* _What you need to do_:
All entries given below are to be returned word for word.

Data records for software interfaces

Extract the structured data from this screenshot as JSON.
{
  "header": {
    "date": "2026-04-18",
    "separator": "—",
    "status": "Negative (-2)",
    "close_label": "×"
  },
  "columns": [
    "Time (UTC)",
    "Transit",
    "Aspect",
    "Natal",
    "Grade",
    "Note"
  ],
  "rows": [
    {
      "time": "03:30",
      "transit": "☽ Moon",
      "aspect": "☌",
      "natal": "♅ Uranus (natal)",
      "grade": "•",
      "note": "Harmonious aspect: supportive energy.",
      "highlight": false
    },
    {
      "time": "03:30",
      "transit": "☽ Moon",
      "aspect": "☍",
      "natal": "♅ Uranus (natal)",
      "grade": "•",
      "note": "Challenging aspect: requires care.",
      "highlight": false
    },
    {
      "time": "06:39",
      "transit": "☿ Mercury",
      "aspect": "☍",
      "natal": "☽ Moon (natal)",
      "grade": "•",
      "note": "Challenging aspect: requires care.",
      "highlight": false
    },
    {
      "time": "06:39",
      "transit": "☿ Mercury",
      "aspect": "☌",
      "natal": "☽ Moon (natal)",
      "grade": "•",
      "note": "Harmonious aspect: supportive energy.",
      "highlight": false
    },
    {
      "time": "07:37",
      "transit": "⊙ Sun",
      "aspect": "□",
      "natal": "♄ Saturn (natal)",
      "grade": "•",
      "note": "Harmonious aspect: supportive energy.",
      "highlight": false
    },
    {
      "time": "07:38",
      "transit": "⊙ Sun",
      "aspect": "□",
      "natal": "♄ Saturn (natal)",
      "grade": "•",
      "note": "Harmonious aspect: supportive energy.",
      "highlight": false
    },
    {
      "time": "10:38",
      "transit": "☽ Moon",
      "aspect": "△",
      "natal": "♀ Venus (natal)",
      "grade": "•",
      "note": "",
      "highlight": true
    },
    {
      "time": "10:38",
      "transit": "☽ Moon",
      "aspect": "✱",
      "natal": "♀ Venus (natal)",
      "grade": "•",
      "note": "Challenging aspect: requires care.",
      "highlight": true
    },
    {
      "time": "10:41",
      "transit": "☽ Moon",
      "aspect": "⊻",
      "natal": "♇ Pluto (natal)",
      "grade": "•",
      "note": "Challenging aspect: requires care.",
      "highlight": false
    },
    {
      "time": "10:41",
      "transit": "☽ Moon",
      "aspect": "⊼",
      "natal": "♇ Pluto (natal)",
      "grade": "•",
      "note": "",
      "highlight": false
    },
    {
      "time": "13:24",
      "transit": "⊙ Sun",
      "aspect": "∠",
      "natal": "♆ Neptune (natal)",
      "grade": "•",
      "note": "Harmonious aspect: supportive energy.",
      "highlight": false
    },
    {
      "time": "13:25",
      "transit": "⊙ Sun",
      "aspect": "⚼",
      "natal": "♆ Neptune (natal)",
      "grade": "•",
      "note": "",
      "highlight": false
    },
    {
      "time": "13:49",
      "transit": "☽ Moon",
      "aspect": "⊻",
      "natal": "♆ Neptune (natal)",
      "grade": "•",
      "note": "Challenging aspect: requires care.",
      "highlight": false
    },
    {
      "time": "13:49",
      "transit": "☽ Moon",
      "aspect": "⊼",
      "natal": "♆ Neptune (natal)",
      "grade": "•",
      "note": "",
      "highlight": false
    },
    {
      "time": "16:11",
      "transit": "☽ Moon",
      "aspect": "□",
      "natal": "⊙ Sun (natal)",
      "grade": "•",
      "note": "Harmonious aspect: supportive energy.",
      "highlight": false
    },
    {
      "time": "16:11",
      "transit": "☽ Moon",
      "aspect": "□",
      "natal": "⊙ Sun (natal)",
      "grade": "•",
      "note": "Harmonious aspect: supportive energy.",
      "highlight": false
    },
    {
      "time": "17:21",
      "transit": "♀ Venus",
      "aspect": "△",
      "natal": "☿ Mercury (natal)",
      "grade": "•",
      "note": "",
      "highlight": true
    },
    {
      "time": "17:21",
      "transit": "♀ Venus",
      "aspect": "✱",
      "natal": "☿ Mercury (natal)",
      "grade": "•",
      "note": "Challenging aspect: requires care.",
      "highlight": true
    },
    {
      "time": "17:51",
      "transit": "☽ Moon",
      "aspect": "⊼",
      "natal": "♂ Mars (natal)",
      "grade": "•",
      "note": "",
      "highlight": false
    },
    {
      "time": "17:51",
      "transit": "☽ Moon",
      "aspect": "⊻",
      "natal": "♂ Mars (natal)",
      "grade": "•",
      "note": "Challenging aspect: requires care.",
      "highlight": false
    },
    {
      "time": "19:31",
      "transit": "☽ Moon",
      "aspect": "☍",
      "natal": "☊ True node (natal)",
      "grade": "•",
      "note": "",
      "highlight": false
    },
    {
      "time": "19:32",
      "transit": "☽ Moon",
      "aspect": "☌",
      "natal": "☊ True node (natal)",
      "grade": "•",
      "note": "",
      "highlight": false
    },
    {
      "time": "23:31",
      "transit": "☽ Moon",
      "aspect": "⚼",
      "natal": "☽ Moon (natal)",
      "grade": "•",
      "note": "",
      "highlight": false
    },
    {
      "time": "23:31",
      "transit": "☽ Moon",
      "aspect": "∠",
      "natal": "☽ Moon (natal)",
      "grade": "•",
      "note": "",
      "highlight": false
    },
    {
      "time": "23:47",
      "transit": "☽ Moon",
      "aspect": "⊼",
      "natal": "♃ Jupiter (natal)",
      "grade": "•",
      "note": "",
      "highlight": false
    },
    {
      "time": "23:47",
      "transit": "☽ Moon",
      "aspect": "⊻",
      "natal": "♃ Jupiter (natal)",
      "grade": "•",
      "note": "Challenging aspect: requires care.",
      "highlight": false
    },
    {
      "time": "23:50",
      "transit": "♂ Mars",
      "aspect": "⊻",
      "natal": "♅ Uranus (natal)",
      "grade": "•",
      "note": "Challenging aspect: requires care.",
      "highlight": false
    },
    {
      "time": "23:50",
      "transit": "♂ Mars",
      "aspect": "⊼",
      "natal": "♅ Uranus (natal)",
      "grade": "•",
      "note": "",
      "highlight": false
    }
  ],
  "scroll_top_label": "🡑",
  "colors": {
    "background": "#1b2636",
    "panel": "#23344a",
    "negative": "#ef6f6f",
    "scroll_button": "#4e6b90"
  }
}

* _Problem solution_:
Extract the structured data from this screenshot as JSON.
{
  "header": {
    "date": "2026-04-18",
    "separator": "—",
    "status": "Negative (-2)",
    "close_label": "×"
  },
  "columns": [
    "Time (UTC)",
    "Transit",
    "Aspect",
    "Natal",
    "Grade",
    "Note"
  ],
  "rows": [
    {
      "time": "03:30",
      "transit": "☽ Moon",
      "aspect": "☌",
      "natal": "♅ Uranus (natal)",
      "grade": "•",
      "note": "Harmonious aspect: supportive energy.",
      "highlight": false
    },
    {
      "time": "03:30",
      "transit": "☽ Moon",
      "aspect": "☍",
      "natal": "♅ Uranus (natal)",
      "grade": "•",
      "note": "Challenging aspect: requires care.",
      "highlight": false
    },
    {
      "time": "06:39",
      "transit": "☿ Mercury",
      "aspect": "☍",
      "natal": "☽ Moon (natal)",
      "grade": "•",
      "note": "Challenging aspect: requires care.",
      "highlight": false
    },
    {
      "time": "06:39",
      "transit": "☿ Mercury",
      "aspect": "☌",
      "natal": "☽ Moon (natal)",
      "grade": "•",
      "note": "Harmonious aspect: supportive energy.",
      "highlight": false
    },
    {
      "time": "07:37",
      "transit": "⊙ Sun",
      "aspect": "□",
      "natal": "♄ Saturn (natal)",
      "grade": "•",
      "note": "Harmonious aspect: supportive energy.",
      "highlight": false
    },
    {
      "time": "07:38",
      "transit": "⊙ Sun",
      "aspect": "□",
      "natal": "♄ Saturn (natal)",
      "grade": "•",
      "note": "Harmonious aspect: supportive energy.",
      "highlight": false
    },
    {
      "time": "10:38",
      "transit": "☽ Moon",
      "aspect": "△",
      "natal": "♀ Venus (natal)",
      "grade": "•",
      "note": "",
      "highlight": true
    },
    {
      "time": "10:38",
      "transit": "☽ Moon",
      "aspect": "✱",
      "natal": "♀ Venus (natal)",
      "grade": "•",
      "note": "Challenging aspect: requires care.",
      "highlight": true
    },
    {
      "time": "10:41",
      "transit": "☽ Moon",
      "aspect": "⊻",
      "natal": "♇ Pluto (natal)",
      "grade": "•",
      "note": "Challenging aspect: requires care.",
      "highlight": false
    },
    {
      "time": "10:41",
      "transit": "☽ Moon",
      "aspect": "⊼",
      "natal": "♇ Pluto (natal)",
      "grade": "•",
      "note": "",
      "highlight": false
    },
    {
      "time": "13:24",
      "transit": "⊙ Sun",
      "aspect": "∠",
      "natal": "♆ Neptune (natal)",
      "grade": "•",
      "note": "Harmonious aspect: supportive energy.",
      "highlight": false
    },
    {
      "time": "13:25",
      "transit": "⊙ Sun",
      "aspect": "⚼",
      "natal": "♆ Neptune (natal)",
      "grade": "•",
      "note": "",
      "highlight": false
    },
    {
      "time": "13:49",
      "transit": "☽ Moon",
      "aspect": "⊻",
      "natal": "♆ Neptune (natal)",
      "grade": "•",
      "note": "Challenging aspect: requires care.",
      "highlight": false
    },
    {
      "time": "13:49",
      "transit": "☽ Moon",
      "aspect": "⊼",
      "natal": "♆ Neptune (natal)",
      "grade": "•",
      "note": "",
      "highlight": false
    },
    {
      "time": "16:11",
      "transit": "☽ Moon",
      "aspect": "□",
      "natal": "⊙ Sun (natal)",
      "grade": "•",
      "note": "Harmonious aspect: supportive energy.",
      "highlight": false
    },
    {
      "time": "16:11",
      "transit": "☽ Moon",
      "aspect": "□",
      "natal": "⊙ Sun (natal)",
      "grade": "•",
      "note": "Harmonious aspect: supportive energy.",
      "highlight": false
    },
    {
      "time": "17:21",
      "transit": "♀ Venus",
      "aspect": "△",
      "natal": "☿ Mercury (natal)",
      "grade": "•",
      "note": "",
      "highlight": true
    },
    {
      "time": "17:21",
      "transit": "♀ Venus",
      "aspect": "✱",
      "natal": "☿ Mercury (natal)",
      "grade": "•",
      "note": "Challenging aspect: requires care.",
      "highlight": true
    },
    {
      "time": "17:51",
      "transit": "☽ Moon",
      "aspect": "⊼",
      "natal": "♂ Mars (natal)",
      "grade": "•",
      "note": "",
      "highlight": false
    },
    {
      "time": "17:51",
      "transit": "☽ Moon",
      "aspect": "⊻",
      "natal": "♂ Mars (natal)",
      "grade": "•",
      "note": "Challenging aspect: requires care.",
      "highlight": false
    },
    {
      "time": "19:31",
      "transit": "☽ Moon",
      "aspect": "☍",
      "natal": "☊ True node (natal)",
      "grade": "•",
      "note": "",
      "highlight": false
    },
    {
      "time": "19:32",
      "transit": "☽ Moon",
      "aspect": "☌",
      "natal": "☊ True node (natal)",
      "grade": "•",
      "note": "",
      "highlight": false
    },
    {
      "time": "23:31",
      "transit": "☽ Moon",
      "aspect": "⚼",
      "natal": "☽ Moon (natal)",
      "grade": "•",
      "note": "",
      "highlight": false
    },
    {
      "time": "23:31",
      "transit": "☽ Moon",
      "aspect": "∠",
      "natal": "☽ Moon (natal)",
      "grade": "•",
      "note": "",
      "highlight": false
    },
    {
      "time": "23:47",
      "transit": "☽ Moon",
      "aspect": "⊼",
      "natal": "♃ Jupiter (natal)",
      "grade": "•",
      "note": "",
      "highlight": false
    },
    {
      "time": "23:47",
      "transit": "☽ Moon",
      "aspect": "⊻",
      "natal": "♃ Jupiter (natal)",
      "grade": "•",
      "note": "Challenging aspect: requires care.",
      "highlight": false
    },
    {
      "time": "23:50",
      "transit": "♂ Mars",
      "aspect": "⊻",
      "natal": "♅ Uranus (natal)",
      "grade": "•",
      "note": "Challenging aspect: requires care.",
      "highlight": false
    },
    {
      "time": "23:50",
      "transit": "♂ Mars",
      "aspect": "⊼",
      "natal": "♅ Uranus (natal)",
      "grade": "•",
      "note": "",
      "highlight": false
    }
  ],
  "scroll_top_label": "🡑",
  "colors": {
    "background": "#1b2636",
    "panel": "#23344a",
    "negative": "#ef6f6f",
    "scroll_button": "#4e6b90"
  }
}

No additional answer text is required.